The guard should be highly trained as an assaulter – Because threats used to be less lethal, traditional guard training generally doesn’t focus enough on the skills required to rapidly find, fix and finish a hostile, heavily armed, and rapidly moving threat. A modern guard’s training should include skills that are traditionally reserved for military and tactical units, including close-quarters battle, long-range marksmanship, barricade shooting, and combat casualty care. A large number of military and law enforcement veterans already have experience and training in these skills. Furthermore, veteran law enforcement and military personnel who have experienced combat will have a degree of “stress inoculation” to reduce the chances that they will freeze or panic in an emergency.
The guard should stage ammunition, medical supplies, and other equipment in secure, hidden locations around the school – It is impossible to know the scale or duration of the next catastrophic attack or predict how long an engagement will last. Therefore, there should be secure caches of ammunition and critical supplies spread across the campus. While ammunition should remain hidden and securely locked, the medical supplies can be visible and marked. This will also allow the armed guard(s) to carry a lighter combat load, giving them greater mobility and allowing them to get to the fight faster. It might also help to stage other, heavy, tactical equipment such as ballistic shields around the campus as well that the guards can use in an emergency.

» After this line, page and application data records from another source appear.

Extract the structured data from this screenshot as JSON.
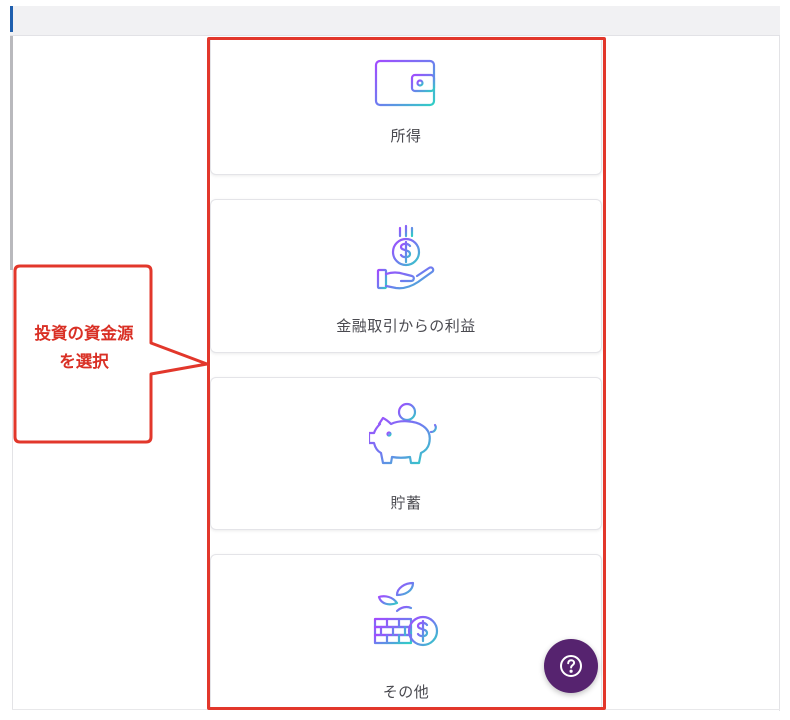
{
  "source_options": [
    {
      "label": "所得",
      "icon": "wallet-icon"
    },
    {
      "label": "金融取引からの利益",
      "icon": "hand-coin-icon"
    },
    {
      "label": "貯蓄",
      "icon": "piggy-bank-icon"
    },
    {
      "label": "その他",
      "icon": "plant-coin-icon"
    }
  ],
  "annotation": {
    "line1": "投資の資金源",
    "line2": "を選択",
    "color": "#e2372b"
  },
  "help_button": {
    "icon": "question-mark-icon",
    "color": "#56236f"
  },
  "colors": {
    "icon_gradient_start": "#9b4dff",
    "icon_gradient_end": "#35c6c9"
  }
}
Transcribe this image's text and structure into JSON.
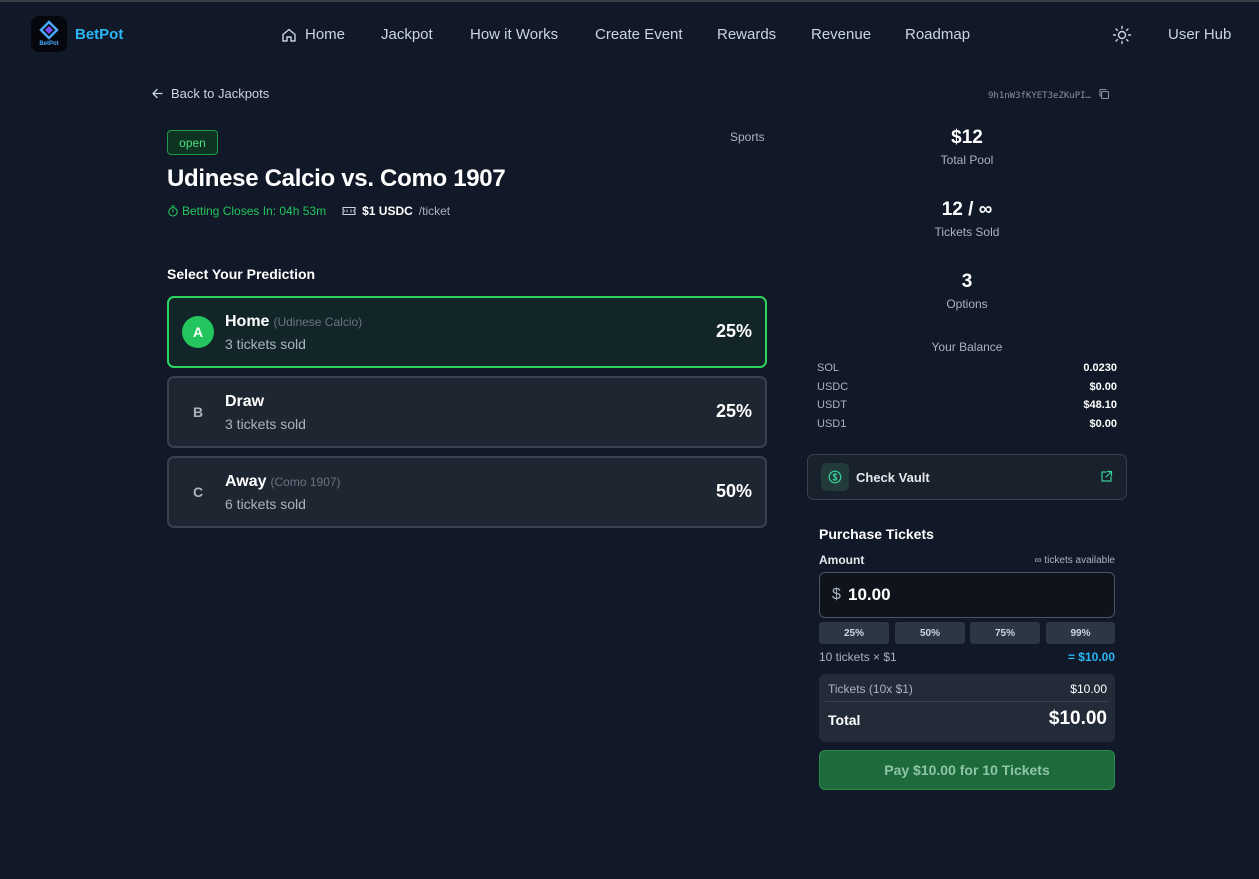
{
  "header": {
    "logo_mini": "BetPot",
    "brand": "BetPot",
    "nav": [
      "Home",
      "Jackpot",
      "How it Works",
      "Create Event",
      "Rewards",
      "Revenue",
      "Roadmap"
    ],
    "user_hub": "User Hub"
  },
  "back_label": "Back to Jackpots",
  "address": "9h1nW3fKYET3eZKuPI…",
  "event": {
    "status": "open",
    "category": "Sports",
    "title": "Udinese Calcio vs. Como 1907",
    "closes": "Betting Closes In: 04h 53m",
    "price": "$1 USDC",
    "per_ticket": "/ticket"
  },
  "prediction_title": "Select Your Prediction",
  "options": [
    {
      "letter": "A",
      "name": "Home",
      "sub": "(Udinese Calcio)",
      "tickets": "3 tickets sold",
      "pct": "25%"
    },
    {
      "letter": "B",
      "name": "Draw",
      "sub": "",
      "tickets": "3 tickets sold",
      "pct": "25%"
    },
    {
      "letter": "C",
      "name": "Away",
      "sub": "(Como 1907)",
      "tickets": "6 tickets sold",
      "pct": "50%"
    }
  ],
  "stats": {
    "pool_value": "$12",
    "pool_label": "Total Pool",
    "sold_value": "12 / ∞",
    "sold_label": "Tickets Sold",
    "options_value": "3",
    "options_label": "Options"
  },
  "balance": {
    "title": "Your Balance",
    "rows": [
      {
        "k": "SOL",
        "v": "0.0230"
      },
      {
        "k": "USDC",
        "v": "$0.00"
      },
      {
        "k": "USDT",
        "v": "$48.10"
      },
      {
        "k": "USD1",
        "v": "$0.00"
      }
    ]
  },
  "vault_label": "Check Vault",
  "purchase": {
    "title": "Purchase Tickets",
    "amount_label": "Amount",
    "available": "∞ tickets available",
    "currency": "$",
    "amount_value": "10.00",
    "pct_buttons": [
      "25%",
      "50%",
      "75%",
      "99%"
    ],
    "calc_left": "10 tickets × $1",
    "calc_right": "= $10.00",
    "line_label": "Tickets (10x $1)",
    "line_value": "$10.00",
    "total_label": "Total",
    "total_value": "$10.00",
    "pay_label": "Pay $10.00 for 10 Tickets"
  },
  "colors": {
    "background": "#111827",
    "accent_green": "#22c55e",
    "accent_blue": "#29b6f6"
  }
}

The guard should be incorporated into the deadly attack drill – The school must have a unique alert system to trigger an evacuation and activate the armed guard. The system should ideally help identify the shooters’ location and rapidly direct the guard to neutralize the threat while the students/staff evacuate along pre-designated movement corridors. Ideally, these corridors should be chosen to provide covered and concealed escape routes. There also need to be established recognition signals to ensure the students/staff know who the guard is and vice-versa. While Special Tactics has methods to accomplish these objectives, we do not want to go into too much detail here since specific procedures work better if they are not accessible by potential threats. Special Tactics will provide free consulting services for any school/church that wishes to know more.
The drill should look more like a combat scenario than a fire drill – Ideally, the deadly attack drill should include a role player simulating the deadly attacker, and the guard will have to locate and engage the threat while others evacuate. It is possible to execute this drill as a dry-fire drill; it is also possible to use training ammunition or laser technology for the simulated engagement to facilitate better preparation. The exercise should include simulated casualties, casualty evacuation, and emergency medical treatment.
These seven recommendations only scratch the surface of the planning and thought needed to achieve maximum effectiveness when employing on-site armed guards to protect our schools and churches. We realize that the approach advocated in this article is not the standard model for armed guard employment, and we do not claim that our method provides any definitive solution. We are also not opposed to employing additional, visible armed guards at entry points in a more traditional role if resources allow. However, given the ability to have only one guard, we believe the above model will provide the greatest chances of averting a crisis.
The next article in the 4-part series will discuss incorporating auxiliary security and support assets into the greater security plan.